... The Satanic Verses. One strand in Salman Rushdie’s novel, necessarily under-discussed, was Brick Lane-based, a Bollywood dérive through the territory where I came across Moorcock’s King of the City poster. Both authors have moved on. Rushdie, seduced by the high-definition celebrity culture of New York, new smells, brighter lights, has denounced his old ...

But she read Freud

Alice Spawls: Flora Thompson, 19 February 2015

Dreams of the Good Life: The Life of Flora Thompson and the Creation of ‘Lark Rise to Candleford’ 
by Richard Mabey.
Allen Lane, 208 pp., £9.99, March 2015, 978 0 14 104481 1
Show More
Show More
... Mabey takes issue with the common characterisation of John as ‘oppressive and cruel’, blaming Margaret Lane’s biographical essay of 1957. Lane, who as well as being a novelist, biographer and countess was president of the Jane Austen Society (along with the Johnson Society, Brontë Society and Dickens ...

From the Motorcoach

Stefan Collini: J.B. Priestley, 19 November 2009

English Journey 
by J.B. Priestley.
Great Northern Books, 351 pp., £25, July 2009, 978 1 905080 47 2
Show More
Show More
... contains several such set-pieces, the best-known being his visit to the street he calls ‘Rusty Lane’ in West Bromwich at the end of his tour of Birmingham and the Black Country. Part of Priestley’s popularity lay in his readiness to pull out the emotional stops. He was not frightened of the hackneyed or obvious. Thus, his visit to Rusty ...

A Car of One’s Own

Andrew O’Hagan: Chariots of Desire, 11 June 2009

... if the car industry fails the Labour government will go with it (not that it won’t go anyway). Margaret Thatcher thrived on the effects of recession by positing them as the sad but unavoidable consequence of economic resolve and modernisation. Labour can’t use that vocabulary so easily. The names Dagenham and Longbridge have a haunting effect on the ...

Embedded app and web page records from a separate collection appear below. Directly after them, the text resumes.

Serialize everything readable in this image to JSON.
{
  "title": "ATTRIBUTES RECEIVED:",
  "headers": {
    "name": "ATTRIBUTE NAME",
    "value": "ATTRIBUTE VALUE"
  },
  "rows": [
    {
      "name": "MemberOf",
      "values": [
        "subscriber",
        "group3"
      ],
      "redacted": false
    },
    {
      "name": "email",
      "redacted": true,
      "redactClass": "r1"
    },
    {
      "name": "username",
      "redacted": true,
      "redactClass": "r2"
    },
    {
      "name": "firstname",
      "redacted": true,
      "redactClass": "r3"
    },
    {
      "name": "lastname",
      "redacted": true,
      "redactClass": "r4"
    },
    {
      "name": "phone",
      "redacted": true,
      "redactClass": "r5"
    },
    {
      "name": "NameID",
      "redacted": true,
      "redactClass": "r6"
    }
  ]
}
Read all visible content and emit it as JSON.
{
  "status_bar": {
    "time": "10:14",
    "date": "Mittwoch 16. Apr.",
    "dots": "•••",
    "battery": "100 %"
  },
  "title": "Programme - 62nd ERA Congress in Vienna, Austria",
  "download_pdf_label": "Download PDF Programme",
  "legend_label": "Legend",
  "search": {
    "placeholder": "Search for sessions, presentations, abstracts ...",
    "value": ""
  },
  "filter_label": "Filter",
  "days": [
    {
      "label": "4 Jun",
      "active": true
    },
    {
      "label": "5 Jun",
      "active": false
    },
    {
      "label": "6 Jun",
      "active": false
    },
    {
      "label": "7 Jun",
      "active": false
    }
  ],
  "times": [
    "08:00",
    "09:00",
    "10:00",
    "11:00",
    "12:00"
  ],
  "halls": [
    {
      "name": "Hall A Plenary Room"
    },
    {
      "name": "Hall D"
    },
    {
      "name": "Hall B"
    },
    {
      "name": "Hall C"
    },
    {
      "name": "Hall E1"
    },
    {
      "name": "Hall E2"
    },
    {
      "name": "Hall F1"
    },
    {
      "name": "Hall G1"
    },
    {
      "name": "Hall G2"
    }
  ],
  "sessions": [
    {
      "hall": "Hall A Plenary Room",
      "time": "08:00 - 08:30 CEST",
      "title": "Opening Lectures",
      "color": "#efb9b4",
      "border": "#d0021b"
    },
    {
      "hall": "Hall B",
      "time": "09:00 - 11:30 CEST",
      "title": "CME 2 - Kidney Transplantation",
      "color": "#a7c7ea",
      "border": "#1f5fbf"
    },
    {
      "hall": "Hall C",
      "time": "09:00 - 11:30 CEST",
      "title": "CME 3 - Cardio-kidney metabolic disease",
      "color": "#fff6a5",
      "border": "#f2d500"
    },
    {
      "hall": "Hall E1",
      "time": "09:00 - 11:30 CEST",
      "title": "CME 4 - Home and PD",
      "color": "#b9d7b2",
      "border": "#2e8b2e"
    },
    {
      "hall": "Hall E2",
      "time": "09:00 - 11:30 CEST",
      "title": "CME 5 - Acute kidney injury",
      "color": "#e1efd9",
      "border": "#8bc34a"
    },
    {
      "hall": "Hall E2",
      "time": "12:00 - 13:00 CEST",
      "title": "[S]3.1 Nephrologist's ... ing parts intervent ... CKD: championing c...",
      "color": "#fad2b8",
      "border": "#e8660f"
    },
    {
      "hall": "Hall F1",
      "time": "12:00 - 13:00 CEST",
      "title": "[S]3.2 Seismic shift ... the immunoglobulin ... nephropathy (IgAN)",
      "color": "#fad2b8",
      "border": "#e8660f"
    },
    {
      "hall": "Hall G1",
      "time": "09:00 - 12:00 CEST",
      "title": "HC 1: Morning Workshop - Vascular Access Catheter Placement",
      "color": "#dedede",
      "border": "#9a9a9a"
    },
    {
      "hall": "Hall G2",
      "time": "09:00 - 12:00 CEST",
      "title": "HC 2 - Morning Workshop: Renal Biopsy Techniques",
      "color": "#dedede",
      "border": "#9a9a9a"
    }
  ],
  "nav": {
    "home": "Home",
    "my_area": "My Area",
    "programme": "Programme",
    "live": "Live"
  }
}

‘A Naughty House’

Charles Nicholl: Shakespeare’s Landlord, 24 June 2010

... that she was herself French, but we know of two earlier maids in the Mountjoy household – Margaret Brown and Joan Langford – and both were English. Could Mountjoy’s servant and concubine in 1613 be Frances Williams? This is speculation, of course, though it would explain why Mountjoy ends up being charged along with the three Frenchmen. As the ...

What’s left of Henrietta Lacks?

Anne Enright: HeLa, 13 April 2000

... eight months later but in the meantime some of the cells found their way to the lab of John and Margaret Gey of Johns Hopkins University. They were trying to find a method of keeping human cells dividing in a culture outside the body and had turned to cancer cells for their ability to divide essentially unchecked. These particular cells, named HeLa for the ...

Read anywhere with the London Review of Books app, available now from the App Store for Apple devices, Google Play for Android devices and Amazon for your Kindle Fire.

Read More

Sign up to our newsletter

For highlights from the latest issue, our archive and the blog, as well as news, events and exclusive promotions.

Newsletter Preferences